Instructions to follow: When the string "Selector" occurs in a line of the records, show that line.

[Component data from apps and pages]
──────────
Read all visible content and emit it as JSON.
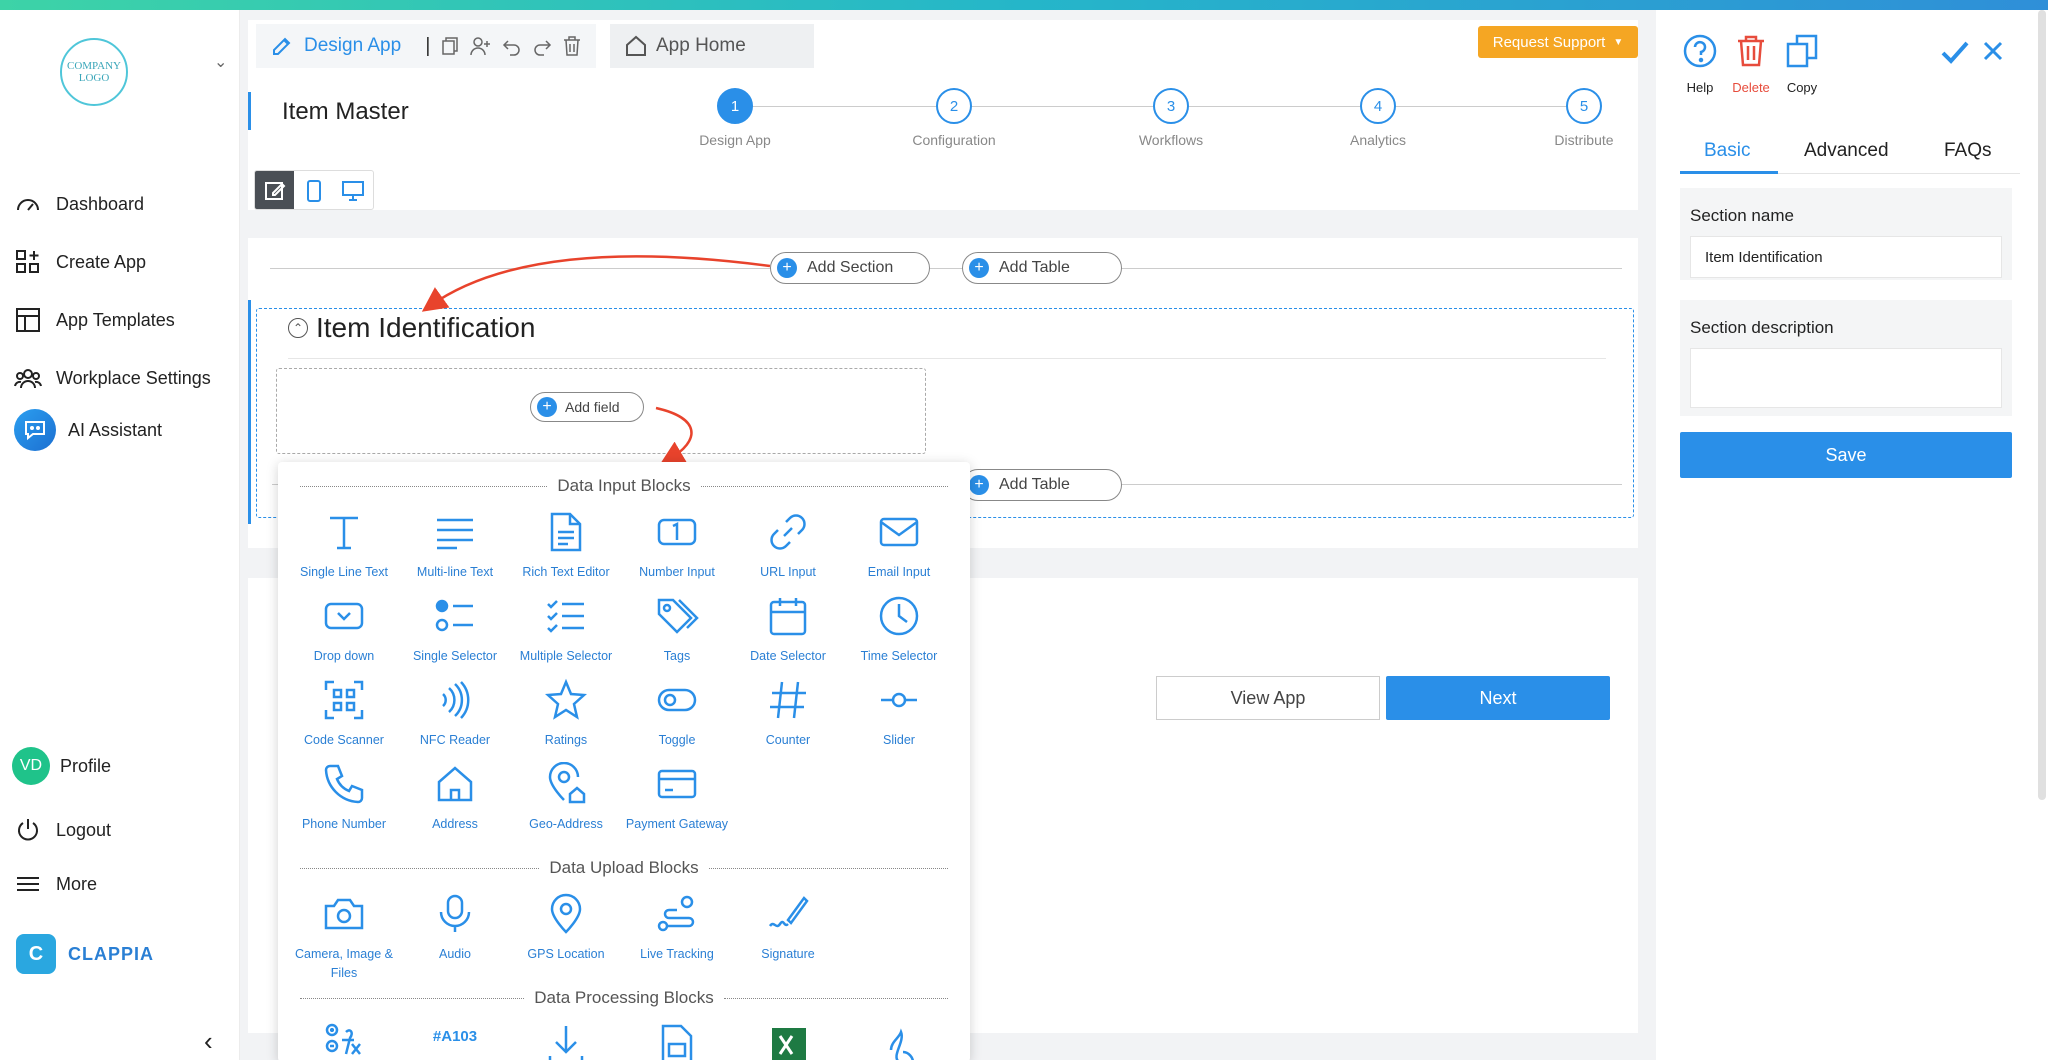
{
  "sidebar": {
    "logo_text": "COMPANY LOGO",
    "nav": [
      {
        "label": "Dashboard",
        "icon": "speedometer-icon"
      },
      {
        "label": "Create App",
        "icon": "apps-plus-icon"
      },
      {
        "label": "App Templates",
        "icon": "layout-icon"
      },
      {
        "label": "Workplace Settings",
        "icon": "people-icon"
      },
      {
        "label": "AI Assistant",
        "icon": "ai-chat-icon"
      }
    ],
    "profile": {
      "initials": "VD",
      "label": "Profile"
    },
    "logout": "Logout",
    "more": "More",
    "brand": "CLAPPIA",
    "brand_letter": "C"
  },
  "header": {
    "design_tab": "Design App",
    "separator": "|",
    "home_tab": "App Home",
    "request_support": "Request Support",
    "app_title": "Item Master"
  },
  "stepper": [
    {
      "num": "1",
      "label": "Design App",
      "active": true
    },
    {
      "num": "2",
      "label": "Configuration",
      "active": false
    },
    {
      "num": "3",
      "label": "Workflows",
      "active": false
    },
    {
      "num": "4",
      "label": "Analytics",
      "active": false
    },
    {
      "num": "5",
      "label": "Distribute",
      "active": false
    }
  ],
  "canvas": {
    "add_section": "Add Section",
    "add_table": "Add Table",
    "section_title": "Item Identification",
    "add_field": "Add field",
    "view_app": "View App",
    "next": "Next"
  },
  "popup": {
    "categories": [
      "Data Input Blocks",
      "Data Upload Blocks",
      "Data Processing Blocks"
    ],
    "input_blocks": [
      "Single Line Text",
      "Multi-line Text",
      "Rich Text Editor",
      "Number Input",
      "URL Input",
      "Email Input",
      "Drop down",
      "Single Selector",
      "Multiple Selector",
      "Tags",
      "Date Selector",
      "Time Selector",
      "Code Scanner",
      "NFC Reader",
      "Ratings",
      "Toggle",
      "Counter",
      "Slider",
      "Phone Number",
      "Address",
      "Geo-Address",
      "Payment Gateway"
    ],
    "upload_blocks": [
      "Camera, Image & Files",
      "Audio",
      "GPS Location",
      "Live Tracking",
      "Signature"
    ],
    "processing_visible": [
      "#A103"
    ]
  },
  "right_panel": {
    "actions": [
      {
        "label": "Help",
        "color": "#222222"
      },
      {
        "label": "Delete",
        "color": "#e74c3c"
      },
      {
        "label": "Copy",
        "color": "#222222"
      }
    ],
    "tabs": [
      "Basic",
      "Advanced",
      "FAQs"
    ],
    "active_tab": "Basic",
    "section_name_label": "Section name",
    "section_name_value": "Item Identification",
    "section_desc_label": "Section description",
    "section_desc_value": "",
    "save": "Save"
  },
  "colors": {
    "accent": "#2a8fe8",
    "support": "#f5a623",
    "delete": "#e74c3c",
    "arrow": "#e8432c"
  }
}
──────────
Result:
      "Single Selector",
      "Multiple Selector",
      "Date Selector",
      "Time Selector",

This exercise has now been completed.